Scientists identify the 13 most important research challenges to face global change in the Mediterranean region3 de February 2015J.Luis Ordóñez
Scientists consider it key to understand why droughts kill so many trees and the influence of local forest histories on tree mortality. They also warn that we know very little about the joined effects of different disturbances on each ecosystem, and highlight the necessity to plan research projects covering more time and space.
According to the study in which CREAF participated, China contributes 43% of this amount. For decades it had been thought that human activities were responsible for only around 5% of atmospherically-circulating phosphorus. More phosphorus in the air means more phosphors deposited on the ground. This can boost plant growth and the capacity to sequester atmospheric CO2; for that reason human activities may be altering the phosphorus and carbon cycles to a degree which was previously unknown
A new study led by Josep Peñuelas, research professor at CREAF and the Spanish Council for Scientific Research (CSIC), has shown that if we do away with fungi and bacteria which live on flowers, the quantity and composition of their perfume will be changed entirely.

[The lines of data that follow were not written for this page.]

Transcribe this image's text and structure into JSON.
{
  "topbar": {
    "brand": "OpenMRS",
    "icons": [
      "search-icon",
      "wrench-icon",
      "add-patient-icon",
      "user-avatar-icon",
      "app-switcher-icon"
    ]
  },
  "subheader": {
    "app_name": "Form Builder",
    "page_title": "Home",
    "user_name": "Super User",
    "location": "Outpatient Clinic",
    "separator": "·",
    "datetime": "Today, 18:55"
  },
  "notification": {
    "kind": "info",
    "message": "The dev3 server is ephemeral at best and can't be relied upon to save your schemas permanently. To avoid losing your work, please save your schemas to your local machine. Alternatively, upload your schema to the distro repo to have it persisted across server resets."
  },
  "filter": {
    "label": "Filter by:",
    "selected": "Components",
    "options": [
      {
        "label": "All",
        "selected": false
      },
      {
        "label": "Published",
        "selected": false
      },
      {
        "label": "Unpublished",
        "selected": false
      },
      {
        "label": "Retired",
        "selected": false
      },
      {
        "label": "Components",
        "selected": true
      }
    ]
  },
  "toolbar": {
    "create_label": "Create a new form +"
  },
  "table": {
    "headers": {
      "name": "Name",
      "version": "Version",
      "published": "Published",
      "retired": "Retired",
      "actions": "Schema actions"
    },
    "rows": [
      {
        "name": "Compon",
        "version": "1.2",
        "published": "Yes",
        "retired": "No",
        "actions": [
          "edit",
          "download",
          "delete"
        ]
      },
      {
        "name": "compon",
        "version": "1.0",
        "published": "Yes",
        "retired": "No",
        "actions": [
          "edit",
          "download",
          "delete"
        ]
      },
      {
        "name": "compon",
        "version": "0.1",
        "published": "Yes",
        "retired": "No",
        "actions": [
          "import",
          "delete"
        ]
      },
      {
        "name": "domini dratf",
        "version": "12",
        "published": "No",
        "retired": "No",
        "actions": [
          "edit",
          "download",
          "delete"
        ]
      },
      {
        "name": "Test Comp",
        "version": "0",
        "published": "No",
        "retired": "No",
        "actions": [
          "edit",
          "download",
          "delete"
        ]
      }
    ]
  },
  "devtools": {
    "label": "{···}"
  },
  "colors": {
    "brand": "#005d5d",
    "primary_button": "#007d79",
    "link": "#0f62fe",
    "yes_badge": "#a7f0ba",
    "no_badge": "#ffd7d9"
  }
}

Researchers from CREAF, CSIC, and the Institute of Agricultural and Environmental Sciences of Estonia have found that flowers are becoming more fragrant as the global mean temperature rises. In addition, intense heat provokes changes in the composition of floral aromas, transforming the odors of natural areas. This could lead to pollinizers mistaking the identity of flowers, especially specialist species whose flower visits are guided by their own innate olfactory preferences.
The team of Josep Peñuelas, researcher of CREAF and lecturer of the Spanish National Research Council (CSIC), was selected for a Synergy Grant, the prestigious grant offered by the European Research Council to projects by research groups of renowned excellence with interest in jointly solving vanguard research problems in the field of science.
A study conducted by researchers at the CREAF and the Autonomous University of Barcelona demonstrates that many pine populations of the Iberian Peninsula are in decline. The study foresees a very unfavorable scenario for some pine species with predicted climate change, which would see the pines negatively affected by both the expansion of the holm-oak, as well as an increase in drought and fire.
A study carried out by scientists at the CREAF and the CSIC has shown that the reflectance PRI index allows for the quantification of gasses emitted by plants in order to communicate or in situations of stress. This index is calculated by measuring the light that vegetation reflects with the help of photosensors on planes or with satellite images.
Nightime temperatures on the planet have increased 1.4 times faster than daytime temperatures. This asymmetry alters carbon fluxes and plant growth in the northern hemisphere, according to a study in which the CREAF is participating.